The Riverside County Board of Supervisors unanimously passed an ordinance to mandate spaying/neutering of pit bulls county-wide.
The legislation will cover all pit bull and pit bull mix-breeds older than four months in unincorporated areas of the county.
The supervisors heard from the public before the vote. Supporters and opponents of the ordinance have called into question whether the legislation unfairly singles pit bulls out as a dangerous breed, and whether it will do anything to address the number of attacks and the over-representation of the breed in area shelters.
Linda Collinsworth of Temecula spoke in support of the action. Holding two protest signs aloft she said her 2-year-old granddaughter Somer Clugston was mauled to death by a pit bull ten years ago.
“Do you value your children or do you value that pit bull?" she asked KPCC's Corey Moore. "There’s no reason for them. There’s too many other loving dogs that you don’t have to worry about.”
Carl Dixon of Los Angeles County works with a group that cares for over 17 pit bulls, some of which he said have numerous awards at dog shows. He asked that the ordinance should exclude show dogs.
“When you spay or neuter a dog it almost balloons the dog. They get a barrel shape, they don’t have a waistline anymore," he said. "So when it comes to showing a dog in competition, you’re now at a disadvantage.”
Pit bulls in Riverside County make up 20 percent of all breeds that are impounded and 30 percent of the dogs that are euthanized.
The ordinance is set to go into effect in about a month – but only in unincorporated areas of Riverside County.

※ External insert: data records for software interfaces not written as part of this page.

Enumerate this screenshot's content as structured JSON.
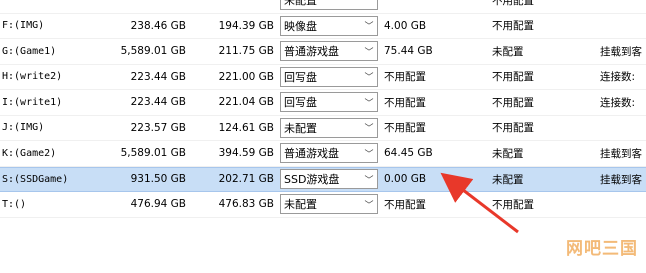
{
  "rows": [
    {
      "drive": "",
      "total": "",
      "free": "",
      "type": "未配置",
      "cache": "",
      "status": "不用配置",
      "extra": ""
    },
    {
      "drive": "F:(IMG)",
      "total": "238.46 GB",
      "free": "194.39 GB",
      "type": "映像盘",
      "cache": "4.00 GB",
      "status": "不用配置",
      "extra": ""
    },
    {
      "drive": "G:(Game1)",
      "total": "5,589.01 GB",
      "free": "211.75 GB",
      "type": "普通游戏盘",
      "cache": "75.44 GB",
      "status": "未配置",
      "extra": "挂载到客"
    },
    {
      "drive": "H:(write2)",
      "total": "223.44 GB",
      "free": "221.00 GB",
      "type": "回写盘",
      "cache": "不用配置",
      "status": "不用配置",
      "extra": "连接数:"
    },
    {
      "drive": "I:(write1)",
      "total": "223.44 GB",
      "free": "221.04 GB",
      "type": "回写盘",
      "cache": "不用配置",
      "status": "不用配置",
      "extra": "连接数:"
    },
    {
      "drive": "J:(IMG)",
      "total": "223.57 GB",
      "free": "124.61 GB",
      "type": "未配置",
      "cache": "不用配置",
      "status": "不用配置",
      "extra": ""
    },
    {
      "drive": "K:(Game2)",
      "total": "5,589.01 GB",
      "free": "394.59 GB",
      "type": "普通游戏盘",
      "cache": "64.45 GB",
      "status": "未配置",
      "extra": "挂载到客"
    },
    {
      "drive": "S:(SSDGame)",
      "total": "931.50 GB",
      "free": "202.71 GB",
      "type": "SSD游戏盘",
      "cache": "0.00 GB",
      "status": "未配置",
      "extra": "挂载到客",
      "selected": true
    },
    {
      "drive": "T:()",
      "total": "476.94 GB",
      "free": "476.83 GB",
      "type": "未配置",
      "cache": "不用配置",
      "status": "不用配置",
      "extra": ""
    }
  ],
  "annotation": {
    "color": "#e8382a"
  },
  "watermark": "网吧三国"
}
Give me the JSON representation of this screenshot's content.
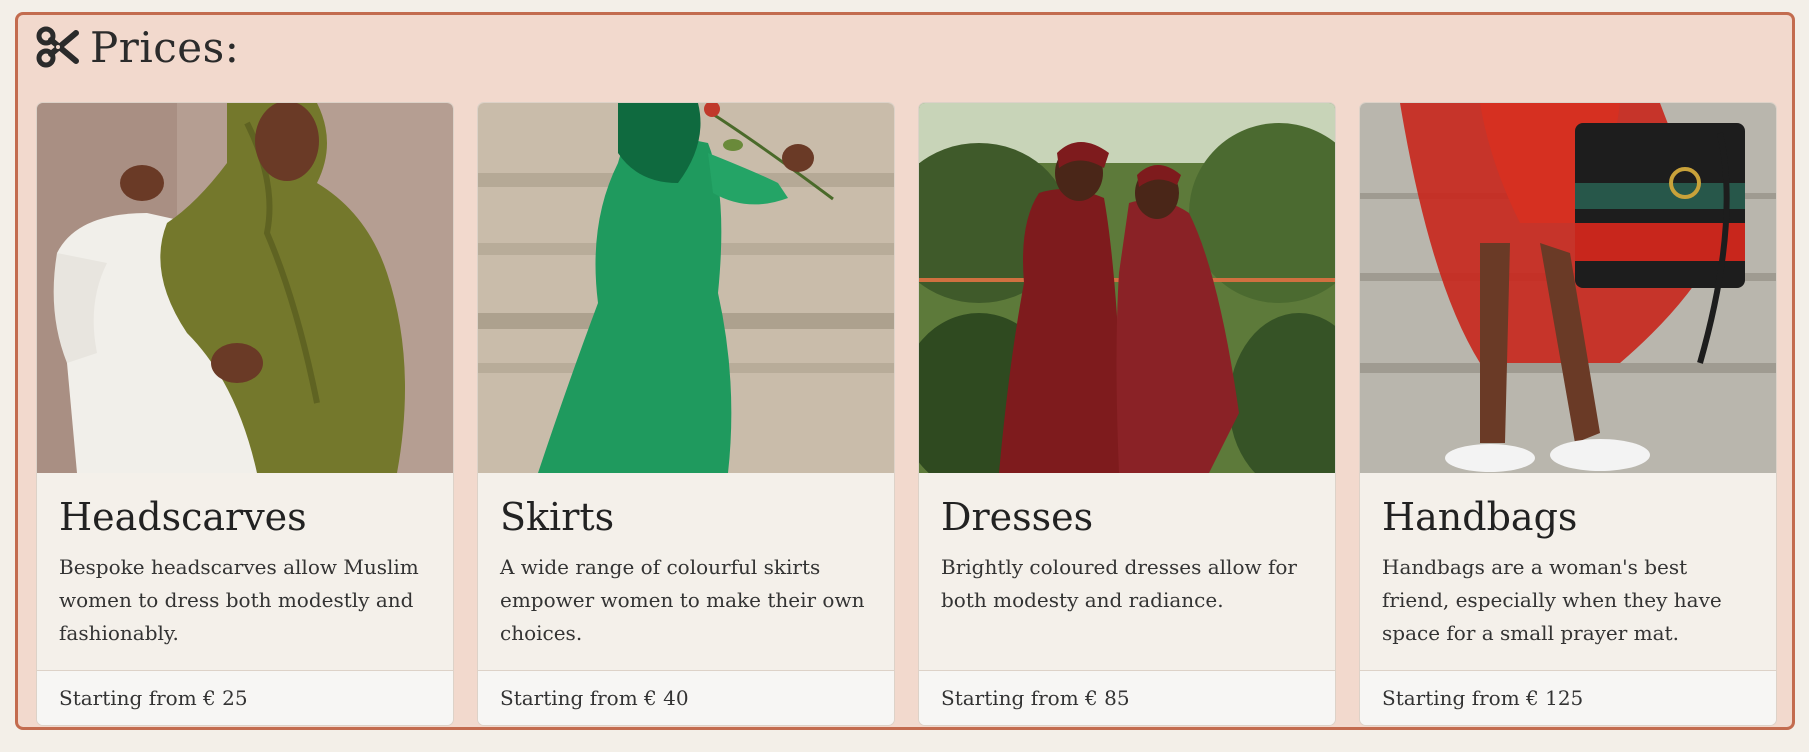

There are certain exemptions, including pit bulls owned by licensed breeders or law enforcement.
This story has been updated.